# Source material
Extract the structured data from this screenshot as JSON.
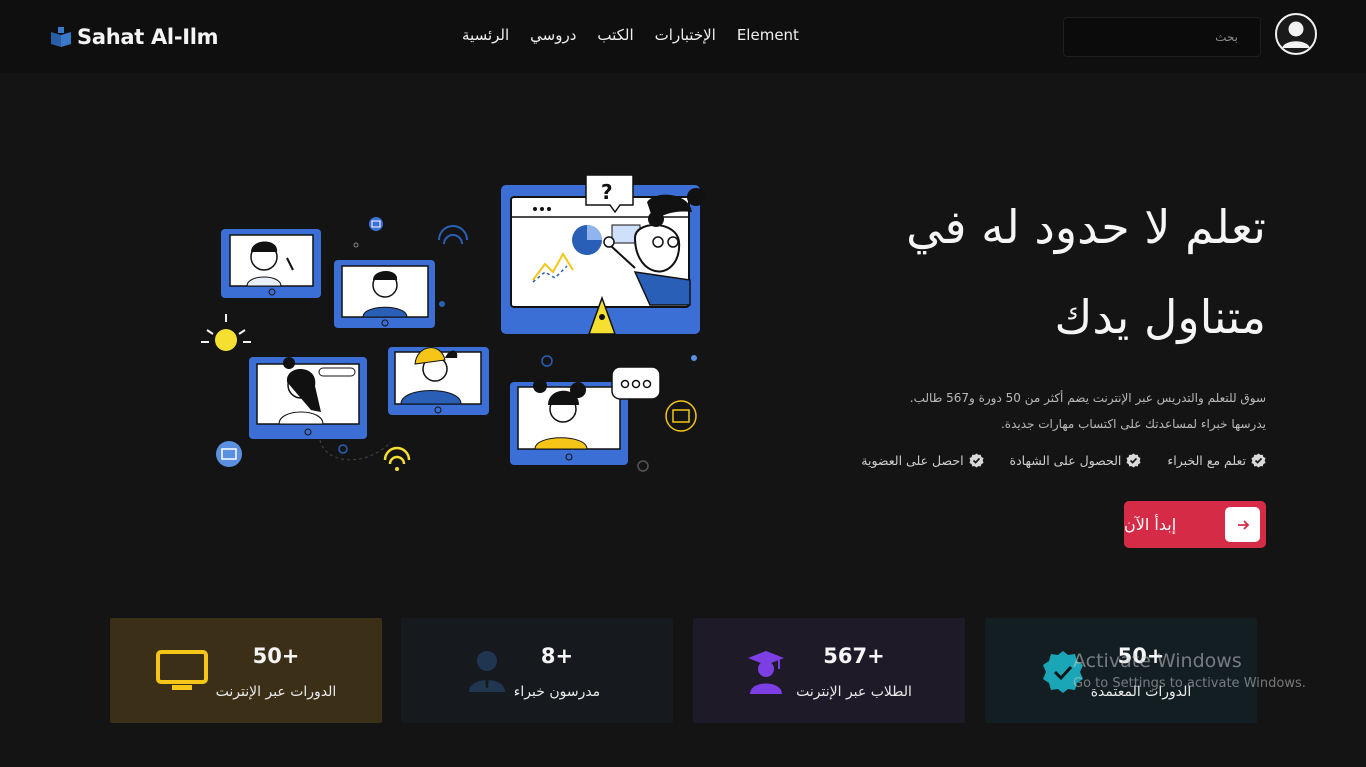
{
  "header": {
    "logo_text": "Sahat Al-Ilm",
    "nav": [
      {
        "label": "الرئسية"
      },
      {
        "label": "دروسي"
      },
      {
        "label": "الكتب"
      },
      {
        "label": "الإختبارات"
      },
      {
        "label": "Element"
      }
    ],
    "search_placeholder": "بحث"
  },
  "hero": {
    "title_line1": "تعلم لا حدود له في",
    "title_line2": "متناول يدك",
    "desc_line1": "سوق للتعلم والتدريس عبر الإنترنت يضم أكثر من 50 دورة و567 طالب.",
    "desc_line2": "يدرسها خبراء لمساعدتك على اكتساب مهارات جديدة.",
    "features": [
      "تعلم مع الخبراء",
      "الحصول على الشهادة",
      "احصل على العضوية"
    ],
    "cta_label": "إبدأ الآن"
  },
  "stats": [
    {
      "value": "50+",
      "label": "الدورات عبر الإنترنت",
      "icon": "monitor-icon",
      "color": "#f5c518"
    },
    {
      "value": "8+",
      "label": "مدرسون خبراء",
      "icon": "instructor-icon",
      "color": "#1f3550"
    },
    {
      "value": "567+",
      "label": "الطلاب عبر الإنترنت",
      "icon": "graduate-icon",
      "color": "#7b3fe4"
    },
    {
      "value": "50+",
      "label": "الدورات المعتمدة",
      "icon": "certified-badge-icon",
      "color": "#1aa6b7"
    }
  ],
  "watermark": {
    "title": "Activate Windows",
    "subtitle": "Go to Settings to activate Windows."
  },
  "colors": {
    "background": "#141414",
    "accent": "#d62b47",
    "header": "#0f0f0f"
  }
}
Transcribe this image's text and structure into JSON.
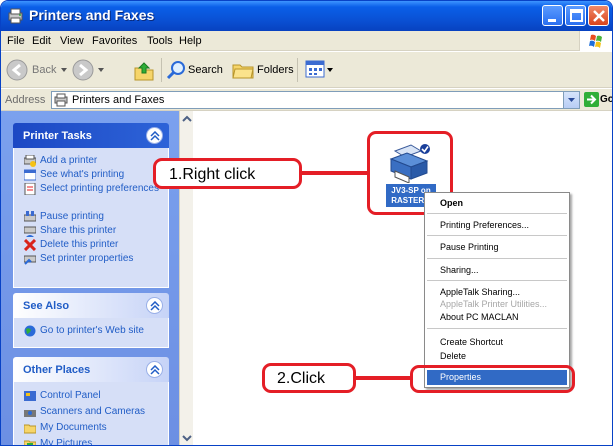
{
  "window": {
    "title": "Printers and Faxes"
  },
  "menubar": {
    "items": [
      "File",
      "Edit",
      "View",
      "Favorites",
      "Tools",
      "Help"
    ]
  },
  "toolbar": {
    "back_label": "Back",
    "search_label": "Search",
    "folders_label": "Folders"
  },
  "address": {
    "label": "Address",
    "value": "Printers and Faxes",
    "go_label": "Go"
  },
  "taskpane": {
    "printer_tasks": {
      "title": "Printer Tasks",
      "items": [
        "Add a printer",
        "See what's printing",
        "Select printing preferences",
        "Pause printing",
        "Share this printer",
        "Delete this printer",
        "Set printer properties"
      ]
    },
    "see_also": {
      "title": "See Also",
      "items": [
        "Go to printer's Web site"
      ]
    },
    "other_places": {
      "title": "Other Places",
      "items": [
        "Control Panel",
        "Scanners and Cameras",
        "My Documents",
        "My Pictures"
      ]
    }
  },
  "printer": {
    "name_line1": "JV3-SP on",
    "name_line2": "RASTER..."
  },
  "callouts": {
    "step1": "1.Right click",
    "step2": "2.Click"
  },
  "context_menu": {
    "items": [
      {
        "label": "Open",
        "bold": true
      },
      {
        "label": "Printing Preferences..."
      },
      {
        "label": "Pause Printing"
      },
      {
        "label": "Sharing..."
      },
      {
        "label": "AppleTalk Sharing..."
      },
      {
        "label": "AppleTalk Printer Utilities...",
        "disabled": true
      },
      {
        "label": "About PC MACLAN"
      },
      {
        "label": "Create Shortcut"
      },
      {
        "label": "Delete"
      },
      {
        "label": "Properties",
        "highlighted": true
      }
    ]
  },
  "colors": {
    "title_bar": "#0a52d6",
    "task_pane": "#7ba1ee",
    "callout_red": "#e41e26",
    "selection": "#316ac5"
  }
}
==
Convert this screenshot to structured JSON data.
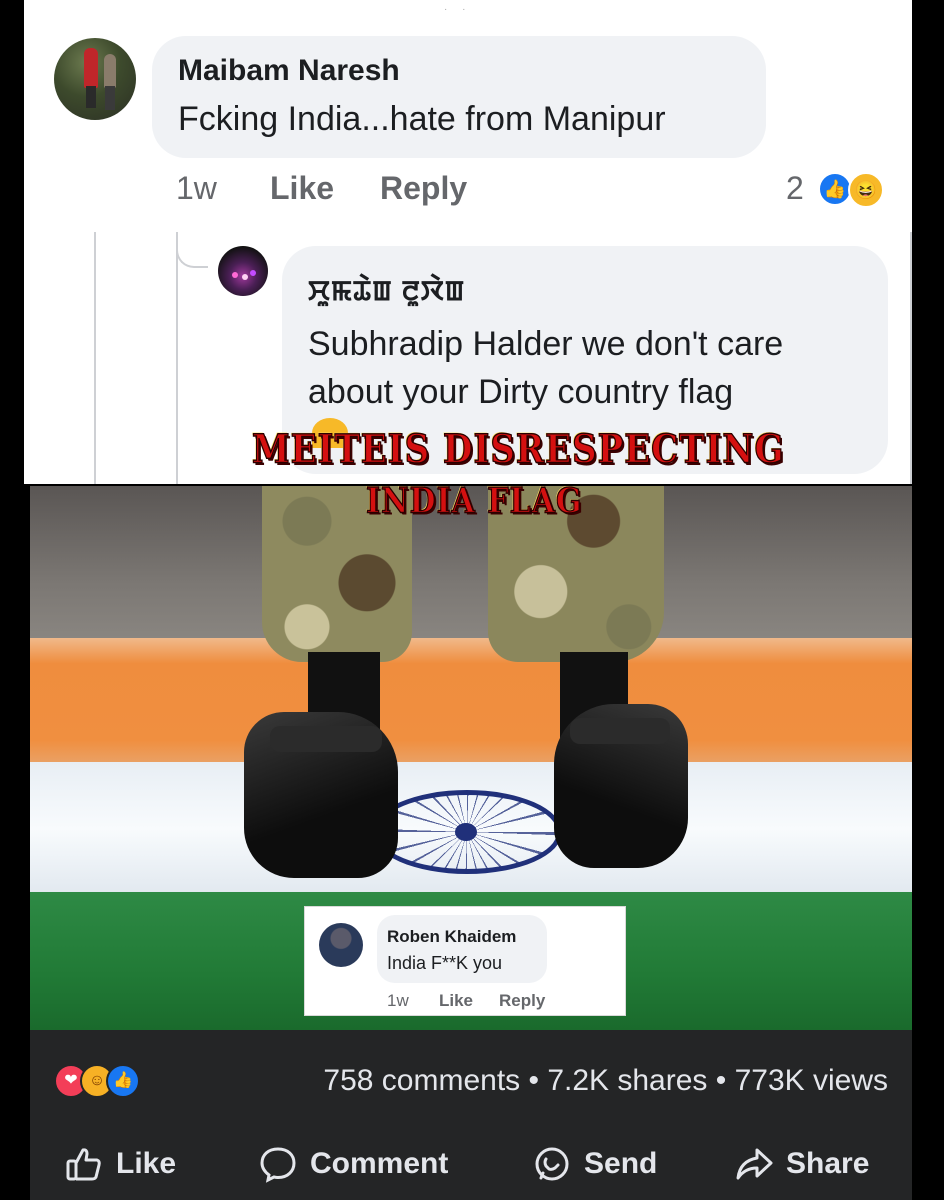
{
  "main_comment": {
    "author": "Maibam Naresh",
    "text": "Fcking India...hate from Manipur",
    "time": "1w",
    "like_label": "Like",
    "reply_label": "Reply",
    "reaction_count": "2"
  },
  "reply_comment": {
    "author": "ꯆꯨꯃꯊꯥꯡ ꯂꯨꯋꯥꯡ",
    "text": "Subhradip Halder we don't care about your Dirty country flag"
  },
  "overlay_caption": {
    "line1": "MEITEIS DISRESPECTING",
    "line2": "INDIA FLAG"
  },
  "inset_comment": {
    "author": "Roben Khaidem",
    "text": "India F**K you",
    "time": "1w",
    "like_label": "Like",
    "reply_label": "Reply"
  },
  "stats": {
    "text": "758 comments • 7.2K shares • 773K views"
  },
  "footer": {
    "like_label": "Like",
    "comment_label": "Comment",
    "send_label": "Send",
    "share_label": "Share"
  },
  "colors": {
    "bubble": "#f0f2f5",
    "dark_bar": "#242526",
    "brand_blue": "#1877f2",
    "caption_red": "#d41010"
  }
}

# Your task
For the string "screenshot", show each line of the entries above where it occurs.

# Your solution
Extract the structured data from this screenshot as JSON.
Convert this screenshot to structured JSON data.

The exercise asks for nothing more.